======== SOURCE MATERIAL

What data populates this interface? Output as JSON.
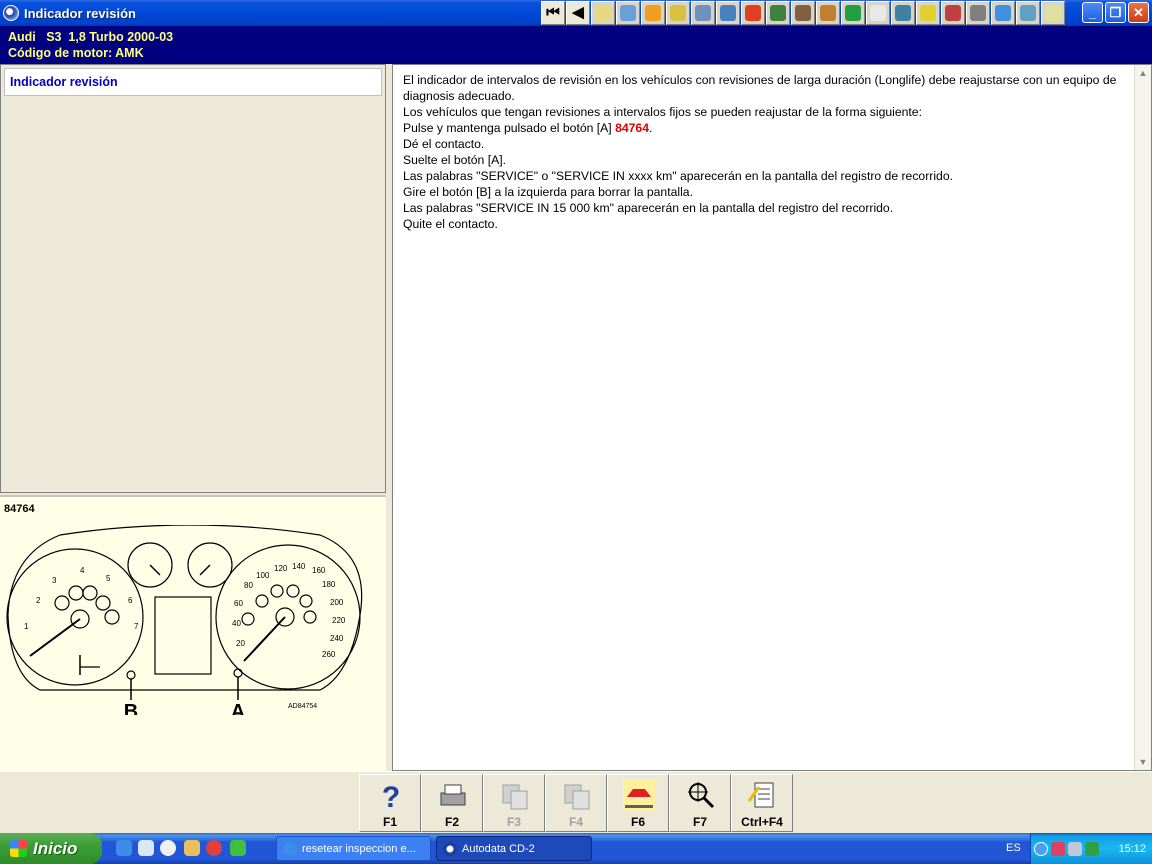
{
  "window": {
    "title": "Indicador revisión"
  },
  "vehicle": {
    "line1": "Audi   S3  1,8 Turbo 2000-03",
    "line2": "Código de motor: AMK"
  },
  "sidebar": {
    "items": [
      {
        "label": "Indicador revisión",
        "selected": true
      }
    ]
  },
  "image": {
    "reference": "84764",
    "labels": {
      "a": "A",
      "b": "B",
      "code": "AD84754"
    }
  },
  "gauge_labels": {
    "tacho": [
      "1",
      "2",
      "3",
      "4",
      "5",
      "6",
      "7"
    ],
    "speedo": [
      "20",
      "40",
      "60",
      "80",
      "100",
      "120",
      "140",
      "160",
      "180",
      "200",
      "220",
      "240",
      "260"
    ]
  },
  "content": {
    "p1": "El indicador de intervalos de revisión en los vehículos con revisiones de larga duración (Longlife) debe reajustarse con un equipo de diagnosis adecuado.",
    "p2": "Los vehículos que tengan revisiones a intervalos fijos se pueden reajustar de la forma siguiente:",
    "p3_prefix": "Pulse y mantenga pulsado el botón [A] ",
    "p3_link": "84764",
    "p3_suffix": ".",
    "p4": "Dé el contacto.",
    "p5": "Suelte el botón [A].",
    "p6": "Las palabras \"SERVICE\" o \"SERVICE IN xxxx km\" aparecerán en la pantalla del registro de recorrido.",
    "p7": "Gire el botón [B] a la izquierda para borrar la pantalla.",
    "p8": "Las palabras \"SERVICE IN 15 000 km\" aparecerán en la pantalla del registro del recorrido.",
    "p9": "Quite el contacto."
  },
  "toolbar": {
    "icons": [
      "first-page-icon",
      "previous-page-icon",
      "warning-icon",
      "engine-data-icon",
      "ignition-icon",
      "fuel-icon",
      "timing-icon",
      "tools-icon",
      "battery-icon",
      "service-icon",
      "lift-icon",
      "wiring-icon",
      "diagnostics-icon",
      "printer-icon",
      "adjustments-icon",
      "help-icon",
      "brakes-icon",
      "wheel-icon",
      "ac-icon",
      "transmission-icon",
      "notes-icon"
    ]
  },
  "fkeys": [
    {
      "label": "F1",
      "icon": "help-question-icon",
      "enabled": true
    },
    {
      "label": "F2",
      "icon": "printer-icon",
      "enabled": true
    },
    {
      "label": "F3",
      "icon": "copy-icon",
      "enabled": false
    },
    {
      "label": "F4",
      "icon": "image-icon",
      "enabled": false
    },
    {
      "label": "F6",
      "icon": "car-lift-icon",
      "enabled": true
    },
    {
      "label": "F7",
      "icon": "zoom-icon",
      "enabled": true
    },
    {
      "label": "Ctrl+F4",
      "icon": "notes-icon",
      "enabled": true
    }
  ],
  "taskbar": {
    "start": "Inicio",
    "tasks": [
      {
        "label": "resetear inspeccion e...",
        "active": false
      },
      {
        "label": "Autodata CD-2",
        "active": true
      }
    ],
    "language": "ES",
    "clock": "15:12"
  },
  "colors": {
    "title_bar": "#0047d6",
    "vehicle_bar": "#000080",
    "vehicle_text": "#ffff80",
    "link": "#e00000",
    "sidebar_item": "#0000c0"
  }
}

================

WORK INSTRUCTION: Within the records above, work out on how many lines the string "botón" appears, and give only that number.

EXPECTED OUTPUT: 3